Smartphone apps are all the rage these days as developers from around the world try their hand at creating the next great app and cashing in on the possible riches that come from being a top app. The problem is that in many cases the users of those apps have no idea where their valuable data could be ending up as most people don’t think twice about that kind of thing as they download and use all those cool apps.
The UK’s The Sunday Times decided to do some app data investigation and track down just where you data being used to sign into those hot apps, or being created by them, is ending up and came up with some surprising finds.

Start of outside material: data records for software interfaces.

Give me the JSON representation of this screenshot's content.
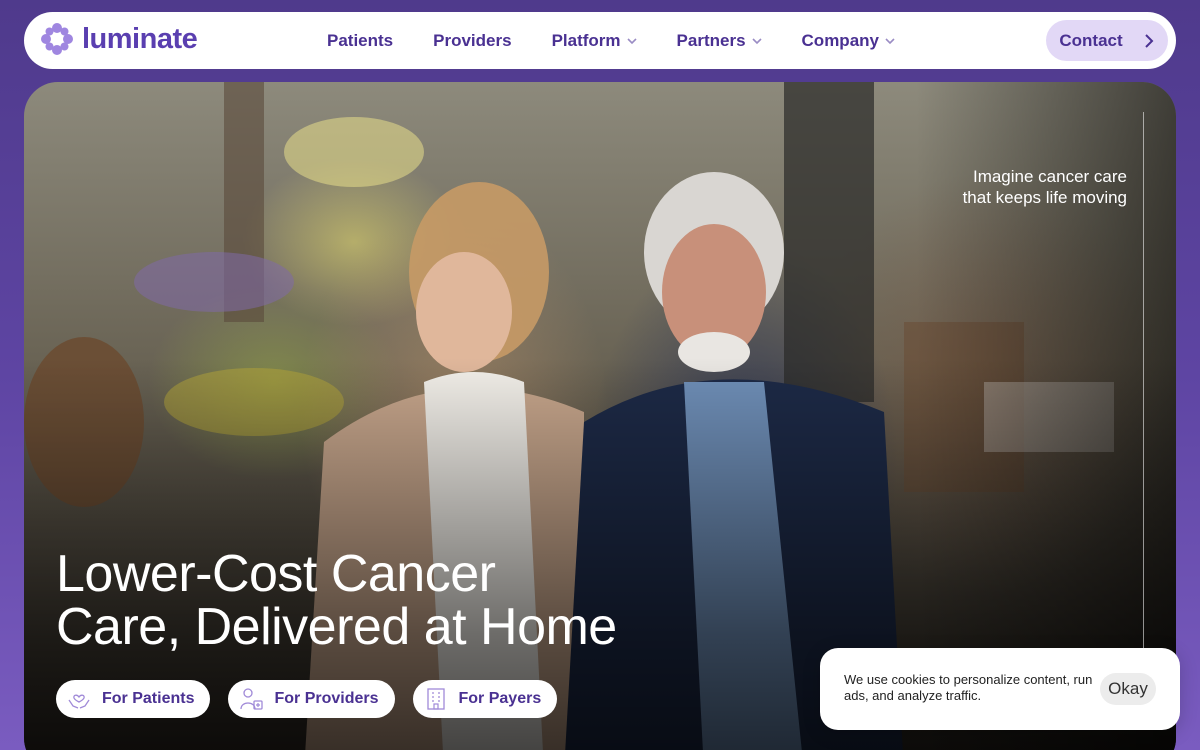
{
  "brand": {
    "name": "luminate",
    "accent": "#5a3fb0",
    "nav_text_color": "#4a3192"
  },
  "nav": {
    "items": [
      {
        "label": "Patients",
        "dropdown": false
      },
      {
        "label": "Providers",
        "dropdown": false
      },
      {
        "label": "Platform",
        "dropdown": true
      },
      {
        "label": "Partners",
        "dropdown": true
      },
      {
        "label": "Company",
        "dropdown": true
      }
    ],
    "contact_label": "Contact"
  },
  "hero": {
    "tagline_line1": "Imagine cancer care",
    "tagline_line2": "that keeps life moving",
    "headline_line1": "Lower-Cost Cancer",
    "headline_line2": "Care, Delivered at Home",
    "pills": [
      {
        "label": "For Patients",
        "icon": "hands-heart-icon"
      },
      {
        "label": "For Providers",
        "icon": "doctor-icon"
      },
      {
        "label": "For Payers",
        "icon": "building-icon"
      }
    ]
  },
  "cookie": {
    "message": "We use cookies to personalize content, run ads, and analyze traffic.",
    "button_label": "Okay"
  }
}
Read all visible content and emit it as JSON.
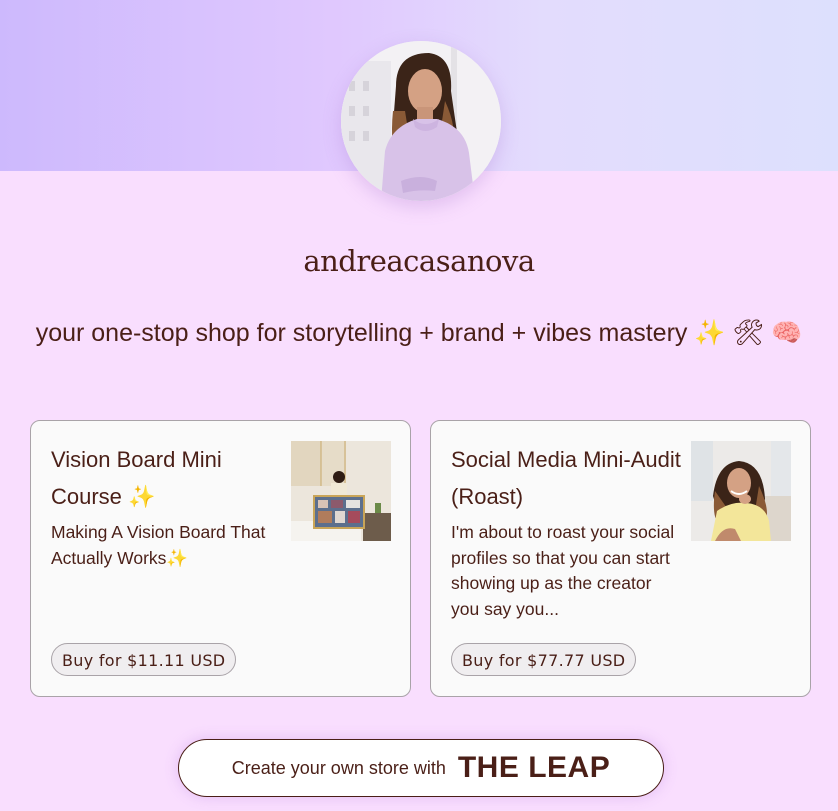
{
  "profile": {
    "username": "andreacasanova",
    "avatar_alt": "profile photo of woman in lavender sweater",
    "tagline": "your one-stop shop for storytelling + brand + vibes mastery",
    "tagline_emojis": [
      "✨",
      "🛠",
      "🧠"
    ]
  },
  "products": [
    {
      "title": "Vision Board Mini Course",
      "title_emoji": "✨",
      "description": "Making A Vision Board That Actually Works",
      "description_emoji": "✨",
      "buy_label": "Buy for $11.11 USD",
      "thumbnail": "woman holding a vision board collage"
    },
    {
      "title": "Social Media Mini-Audit (Roast)",
      "title_emoji": "",
      "description": "I'm about to roast your social profiles so that you can start showing up as the creator you say you...",
      "description_emoji": "",
      "buy_label": "Buy for $77.77 USD",
      "thumbnail": "smiling woman in yellow sweater"
    }
  ],
  "footer": {
    "cta_text": "Create your own store with",
    "brand": "THE LEAP"
  },
  "colors": {
    "text": "#4a1f17",
    "background": "#f9defe",
    "banner_start": "#cdb9fd",
    "banner_end": "#dde0fd",
    "card_bg": "#fafafa",
    "card_border": "#a9a3a8"
  }
}
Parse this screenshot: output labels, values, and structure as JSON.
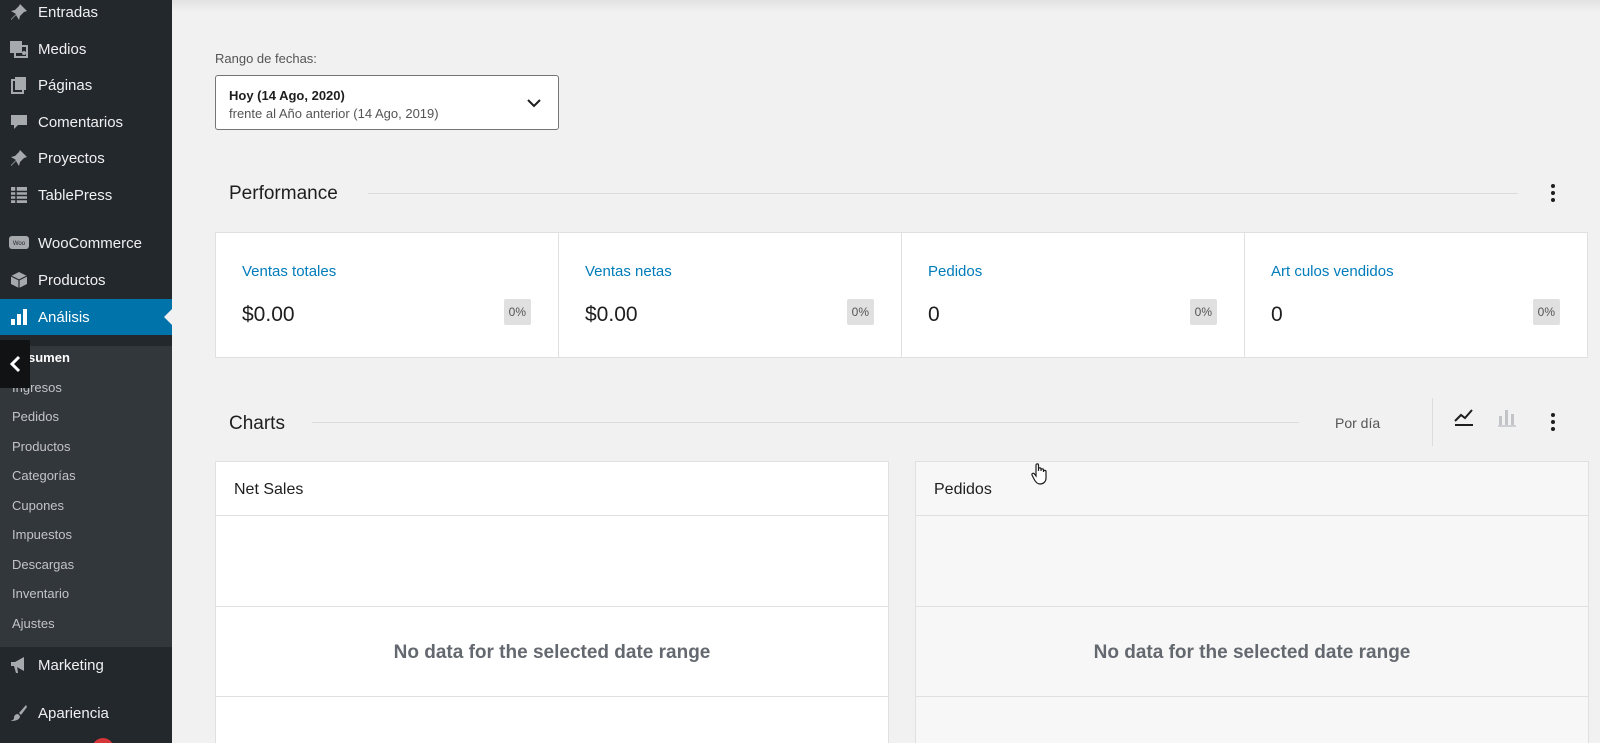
{
  "sidebar": {
    "menu": [
      {
        "label": "Entradas",
        "icon": "pin-icon"
      },
      {
        "label": "Medios",
        "icon": "media-icon"
      },
      {
        "label": "Páginas",
        "icon": "pages-icon"
      },
      {
        "label": "Comentarios",
        "icon": "comment-icon"
      },
      {
        "label": "Proyectos",
        "icon": "pin-icon"
      },
      {
        "label": "TablePress",
        "icon": "table-icon"
      },
      {
        "label": "WooCommerce",
        "icon": "woo-icon"
      },
      {
        "label": "Productos",
        "icon": "box-icon"
      },
      {
        "label": "Análisis",
        "icon": "bar-chart-icon",
        "active": true
      },
      {
        "label": "Marketing",
        "icon": "megaphone-icon"
      },
      {
        "label": "Apariencia",
        "icon": "brush-icon"
      }
    ],
    "submenu": [
      {
        "label": "sumen",
        "current": true
      },
      {
        "label": "Ingresos"
      },
      {
        "label": "Pedidos"
      },
      {
        "label": "Productos"
      },
      {
        "label": "Categorías"
      },
      {
        "label": "Cupones"
      },
      {
        "label": "Impuestos"
      },
      {
        "label": "Descargas"
      },
      {
        "label": "Inventario"
      },
      {
        "label": "Ajustes"
      }
    ]
  },
  "date_range": {
    "label": "Rango de fechas:",
    "primary": "Hoy (14 Ago, 2020)",
    "secondary": "frente al Año anterior (14 Ago, 2019)"
  },
  "performance": {
    "title": "Performance",
    "cards": [
      {
        "label": "Ventas totales",
        "value": "$0.00",
        "delta": "0%"
      },
      {
        "label": "Ventas netas",
        "value": "$0.00",
        "delta": "0%"
      },
      {
        "label": "Pedidos",
        "value": "0",
        "delta": "0%"
      },
      {
        "label": "Art culos vendidos",
        "value": "0",
        "delta": "0%"
      }
    ]
  },
  "charts": {
    "title": "Charts",
    "interval": "Por día",
    "selected_type": "line",
    "cards": [
      {
        "title": "Net Sales",
        "empty": "No data for the selected date range"
      },
      {
        "title": "Pedidos",
        "empty": "No data for the selected date range"
      }
    ]
  },
  "colors": {
    "sidebar_bg": "#23282d",
    "submenu_bg": "#32373c",
    "active_bg": "#0073aa",
    "link": "#007cba"
  }
}
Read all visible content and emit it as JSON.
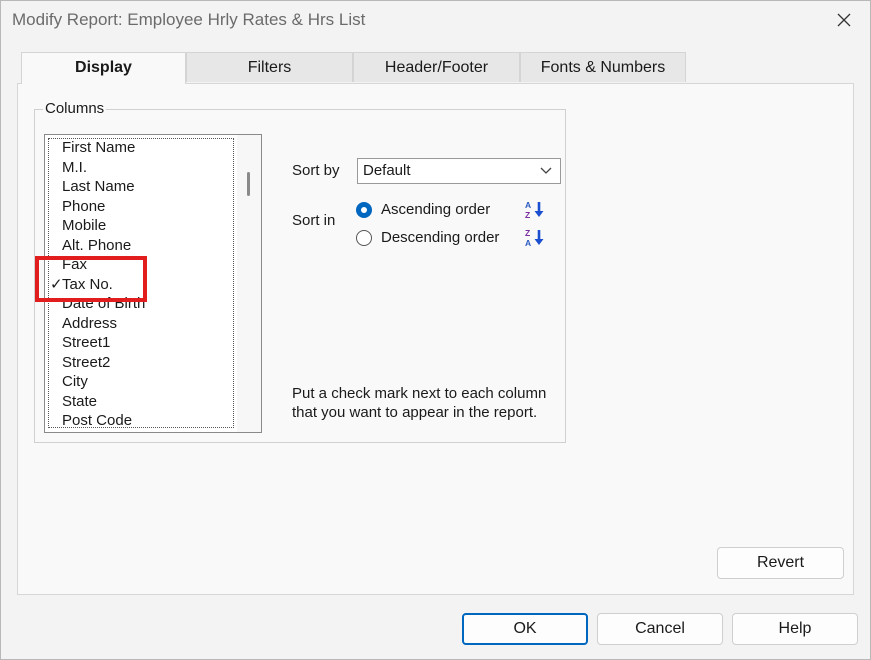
{
  "window": {
    "title": "Modify Report: Employee Hrly Rates & Hrs List"
  },
  "tabs": [
    {
      "label": "Display",
      "active": true
    },
    {
      "label": "Filters",
      "active": false
    },
    {
      "label": "Header/Footer",
      "active": false
    },
    {
      "label": "Fonts & Numbers",
      "active": false
    }
  ],
  "columns": {
    "group_label": "Columns",
    "items": [
      {
        "label": "First Name",
        "checked": false
      },
      {
        "label": "M.I.",
        "checked": false
      },
      {
        "label": "Last Name",
        "checked": false
      },
      {
        "label": "Phone",
        "checked": false
      },
      {
        "label": "Mobile",
        "checked": false
      },
      {
        "label": "Alt. Phone",
        "checked": false
      },
      {
        "label": "Fax",
        "checked": false
      },
      {
        "label": "Tax No.",
        "checked": true
      },
      {
        "label": "Date of Birth",
        "checked": false
      },
      {
        "label": "Address",
        "checked": false
      },
      {
        "label": "Street1",
        "checked": false
      },
      {
        "label": "Street2",
        "checked": false
      },
      {
        "label": "City",
        "checked": false
      },
      {
        "label": "State",
        "checked": false
      },
      {
        "label": "Post Code",
        "checked": false
      }
    ],
    "check_glyph": "✓"
  },
  "sort": {
    "sort_by_label": "Sort by",
    "sort_by_value": "Default",
    "sort_in_label": "Sort in",
    "ascending_label": "Ascending order",
    "descending_label": "Descending order",
    "ascending_checked": true,
    "descending_checked": false
  },
  "help_text": "Put a check mark next to each column that you want to appear in the report.",
  "buttons": {
    "revert": "Revert",
    "ok": "OK",
    "cancel": "Cancel",
    "help": "Help"
  },
  "colors": {
    "accent": "#0067c0",
    "highlight": "#e11d1d"
  },
  "icons": {
    "sort_ascending": "sort-az-icon",
    "sort_descending": "sort-za-icon",
    "close": "close-icon",
    "dropdown": "chevron-down-icon"
  }
}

To be clear we are discussing the UK and by default the European Union, which has totally different rules that need to be followed when it comes to your data. As well it is understood that a large degree of smartphone app require you to agree to some sort of data transferring but you can be assured that the majority of people using these apps pay very little, or no attention to what they agree to when they start using these apps.
In many cases it is just a matter of hitting the Accept button or clicking on the Next button with little regard to what they are agreeing to, until things like this come along of course then all hell breaks loose. There are times though when this type of social engineering masks the fact that some of these apps are performing questionable actions with your data.
For this exercise the Sunday Times testers picked 70 basic smartphone apps and using a piece of software called “MiddleMan” they were able to monitor the app data transfers. Out of those 70 apps twenty-one transmitted the phone number, six sent out email addresses, six shared the exact co-ordinates of the phone, and more than half passed along the phones ID number.
When actions like these are taking place within the EU this raises some big concerns given where some of this data is ending up. In order for this type of action to take place and be acceptable under the EU’s privacy laws the destination countries for your data must be on the EU’s list of approved countries, which is very short. As long as your data is heading to servers in one of the listed countries then this is considered to be a free flow of data.
However two countries not on that list are China and India both of which have a large amount of data being sent to them via those cool apps on your smartphone, and in the eye of the EU this not a good thing.
When EU data travels outside the European Economic Area borders, it is said to travel to “third countries.” This can post new risks to the subject’s privacy, and the data enters a minefield of complex legal regulation.
One such regulatory divide is found in Article 25 of the Data Protection Directive (DPD). It demands that the European Commission determine when “third countries” are providing DP standards equivalent to the EU’s DPD.